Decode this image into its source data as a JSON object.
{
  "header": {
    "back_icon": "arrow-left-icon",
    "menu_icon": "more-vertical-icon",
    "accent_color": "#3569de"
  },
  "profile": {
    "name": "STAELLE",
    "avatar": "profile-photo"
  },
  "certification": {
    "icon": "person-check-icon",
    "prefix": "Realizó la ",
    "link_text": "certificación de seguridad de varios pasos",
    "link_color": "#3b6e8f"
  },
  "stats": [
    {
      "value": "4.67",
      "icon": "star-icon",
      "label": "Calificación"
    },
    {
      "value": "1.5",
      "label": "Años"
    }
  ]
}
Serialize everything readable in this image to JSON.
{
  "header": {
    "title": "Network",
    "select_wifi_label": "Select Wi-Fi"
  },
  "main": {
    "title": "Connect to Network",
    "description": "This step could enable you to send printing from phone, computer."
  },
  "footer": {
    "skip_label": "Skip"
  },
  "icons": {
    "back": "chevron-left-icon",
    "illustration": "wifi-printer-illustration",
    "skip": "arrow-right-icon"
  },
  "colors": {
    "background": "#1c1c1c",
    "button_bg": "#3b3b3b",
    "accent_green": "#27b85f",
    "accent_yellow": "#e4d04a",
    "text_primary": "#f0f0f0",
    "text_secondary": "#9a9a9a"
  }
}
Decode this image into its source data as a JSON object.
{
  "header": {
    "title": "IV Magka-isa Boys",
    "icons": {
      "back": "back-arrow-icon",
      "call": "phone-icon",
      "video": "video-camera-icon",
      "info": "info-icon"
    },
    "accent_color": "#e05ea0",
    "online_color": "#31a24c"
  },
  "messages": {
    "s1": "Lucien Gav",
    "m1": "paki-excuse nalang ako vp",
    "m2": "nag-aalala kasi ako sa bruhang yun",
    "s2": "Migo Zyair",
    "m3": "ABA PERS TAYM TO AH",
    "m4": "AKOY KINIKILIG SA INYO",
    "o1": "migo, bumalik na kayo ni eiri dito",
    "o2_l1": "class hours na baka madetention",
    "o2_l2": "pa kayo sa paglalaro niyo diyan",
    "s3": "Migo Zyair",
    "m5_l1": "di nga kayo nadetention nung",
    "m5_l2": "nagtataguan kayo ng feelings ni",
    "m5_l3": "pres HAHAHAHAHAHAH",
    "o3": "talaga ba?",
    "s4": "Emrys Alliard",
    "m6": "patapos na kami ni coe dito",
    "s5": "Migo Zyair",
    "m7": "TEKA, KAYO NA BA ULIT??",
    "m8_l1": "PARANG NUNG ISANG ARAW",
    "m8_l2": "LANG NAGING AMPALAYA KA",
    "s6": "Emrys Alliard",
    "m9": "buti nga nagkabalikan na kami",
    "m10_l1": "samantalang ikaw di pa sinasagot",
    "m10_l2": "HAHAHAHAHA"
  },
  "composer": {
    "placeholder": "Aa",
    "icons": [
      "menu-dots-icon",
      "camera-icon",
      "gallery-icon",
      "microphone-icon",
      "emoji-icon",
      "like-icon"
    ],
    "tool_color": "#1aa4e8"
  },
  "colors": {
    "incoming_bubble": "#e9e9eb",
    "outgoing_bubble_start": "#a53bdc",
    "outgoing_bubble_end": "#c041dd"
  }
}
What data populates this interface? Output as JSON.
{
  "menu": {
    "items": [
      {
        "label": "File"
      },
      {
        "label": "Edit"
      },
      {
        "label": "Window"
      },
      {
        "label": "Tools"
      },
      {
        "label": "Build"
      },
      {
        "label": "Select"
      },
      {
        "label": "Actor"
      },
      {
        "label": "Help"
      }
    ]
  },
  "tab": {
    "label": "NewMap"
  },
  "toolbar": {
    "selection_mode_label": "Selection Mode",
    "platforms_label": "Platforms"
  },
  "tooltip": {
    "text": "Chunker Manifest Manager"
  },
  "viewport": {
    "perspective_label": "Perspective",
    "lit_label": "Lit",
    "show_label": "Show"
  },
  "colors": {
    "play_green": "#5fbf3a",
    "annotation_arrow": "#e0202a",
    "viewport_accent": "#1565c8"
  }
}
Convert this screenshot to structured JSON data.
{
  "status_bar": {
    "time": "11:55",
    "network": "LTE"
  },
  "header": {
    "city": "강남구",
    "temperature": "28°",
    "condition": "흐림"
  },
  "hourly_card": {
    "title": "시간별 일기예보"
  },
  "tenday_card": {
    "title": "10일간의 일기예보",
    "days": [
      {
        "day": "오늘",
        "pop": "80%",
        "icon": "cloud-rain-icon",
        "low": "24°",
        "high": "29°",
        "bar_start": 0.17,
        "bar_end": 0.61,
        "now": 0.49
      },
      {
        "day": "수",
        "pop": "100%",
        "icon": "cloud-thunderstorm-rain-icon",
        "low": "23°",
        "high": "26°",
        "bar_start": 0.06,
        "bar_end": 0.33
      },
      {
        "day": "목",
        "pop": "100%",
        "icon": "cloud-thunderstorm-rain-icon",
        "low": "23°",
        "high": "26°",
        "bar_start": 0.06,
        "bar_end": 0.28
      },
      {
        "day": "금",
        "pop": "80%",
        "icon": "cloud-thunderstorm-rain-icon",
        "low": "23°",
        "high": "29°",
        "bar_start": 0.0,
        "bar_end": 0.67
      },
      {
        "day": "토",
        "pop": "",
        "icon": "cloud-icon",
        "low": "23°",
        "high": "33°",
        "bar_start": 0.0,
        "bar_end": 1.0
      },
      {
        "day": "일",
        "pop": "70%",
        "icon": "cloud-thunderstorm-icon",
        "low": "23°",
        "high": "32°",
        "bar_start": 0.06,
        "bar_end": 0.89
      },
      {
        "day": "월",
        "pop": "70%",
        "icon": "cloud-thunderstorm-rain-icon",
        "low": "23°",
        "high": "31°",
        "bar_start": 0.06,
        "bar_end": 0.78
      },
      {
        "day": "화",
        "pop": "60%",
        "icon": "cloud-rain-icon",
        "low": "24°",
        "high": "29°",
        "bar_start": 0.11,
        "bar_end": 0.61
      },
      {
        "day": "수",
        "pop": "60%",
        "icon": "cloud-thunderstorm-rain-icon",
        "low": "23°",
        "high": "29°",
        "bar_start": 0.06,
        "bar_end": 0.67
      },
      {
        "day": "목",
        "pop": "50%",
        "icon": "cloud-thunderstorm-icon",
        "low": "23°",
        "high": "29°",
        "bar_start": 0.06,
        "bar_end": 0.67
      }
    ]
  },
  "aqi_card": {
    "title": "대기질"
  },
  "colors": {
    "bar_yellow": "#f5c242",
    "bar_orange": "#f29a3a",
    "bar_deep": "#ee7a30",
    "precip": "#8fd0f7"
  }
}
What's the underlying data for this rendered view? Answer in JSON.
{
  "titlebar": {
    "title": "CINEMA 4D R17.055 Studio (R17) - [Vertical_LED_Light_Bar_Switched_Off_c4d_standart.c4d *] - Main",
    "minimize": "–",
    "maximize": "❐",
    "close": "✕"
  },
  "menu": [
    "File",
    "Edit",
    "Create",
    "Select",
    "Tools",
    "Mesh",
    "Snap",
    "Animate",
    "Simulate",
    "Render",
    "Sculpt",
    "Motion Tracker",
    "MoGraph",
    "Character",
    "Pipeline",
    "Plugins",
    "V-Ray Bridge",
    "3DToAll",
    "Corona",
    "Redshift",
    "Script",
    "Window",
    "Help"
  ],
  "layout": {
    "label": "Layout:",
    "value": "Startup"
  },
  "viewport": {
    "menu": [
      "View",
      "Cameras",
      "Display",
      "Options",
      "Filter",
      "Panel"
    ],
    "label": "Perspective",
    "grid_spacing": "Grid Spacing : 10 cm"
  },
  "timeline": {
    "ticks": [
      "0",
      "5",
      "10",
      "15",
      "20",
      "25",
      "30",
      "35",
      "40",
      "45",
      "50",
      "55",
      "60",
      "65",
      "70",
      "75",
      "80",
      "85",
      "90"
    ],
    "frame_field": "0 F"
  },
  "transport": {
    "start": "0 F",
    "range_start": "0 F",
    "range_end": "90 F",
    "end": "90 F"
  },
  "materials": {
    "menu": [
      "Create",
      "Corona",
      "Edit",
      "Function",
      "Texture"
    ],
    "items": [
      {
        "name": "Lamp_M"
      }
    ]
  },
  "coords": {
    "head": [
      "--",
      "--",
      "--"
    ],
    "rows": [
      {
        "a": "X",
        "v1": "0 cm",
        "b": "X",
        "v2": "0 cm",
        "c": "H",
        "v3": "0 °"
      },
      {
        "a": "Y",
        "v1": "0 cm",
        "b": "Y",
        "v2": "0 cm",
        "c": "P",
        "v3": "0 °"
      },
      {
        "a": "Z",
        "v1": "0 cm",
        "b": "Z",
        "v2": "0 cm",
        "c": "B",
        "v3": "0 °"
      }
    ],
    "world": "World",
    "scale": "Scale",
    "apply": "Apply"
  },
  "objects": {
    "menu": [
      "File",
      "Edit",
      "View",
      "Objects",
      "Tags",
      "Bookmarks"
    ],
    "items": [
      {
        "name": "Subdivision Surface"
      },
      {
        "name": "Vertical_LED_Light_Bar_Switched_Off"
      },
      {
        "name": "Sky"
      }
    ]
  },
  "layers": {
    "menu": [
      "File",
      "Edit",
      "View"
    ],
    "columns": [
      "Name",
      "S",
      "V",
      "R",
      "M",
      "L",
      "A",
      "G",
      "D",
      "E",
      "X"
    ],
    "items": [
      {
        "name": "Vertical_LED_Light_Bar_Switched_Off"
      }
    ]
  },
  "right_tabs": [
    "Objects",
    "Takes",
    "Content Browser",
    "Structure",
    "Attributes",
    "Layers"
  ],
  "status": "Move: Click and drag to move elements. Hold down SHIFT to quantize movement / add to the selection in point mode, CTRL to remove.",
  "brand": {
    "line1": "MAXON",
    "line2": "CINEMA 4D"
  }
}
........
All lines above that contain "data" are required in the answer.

▶ **ANSWER SECTION**
Decode this image into its source data as a JSON object.
Decode this image into its source data as a JSON object.
What data populates this interface? Output as JSON.
Convert this screenshot to structured JSON data.
What's the underlying data for this rendered view? Answer in JSON.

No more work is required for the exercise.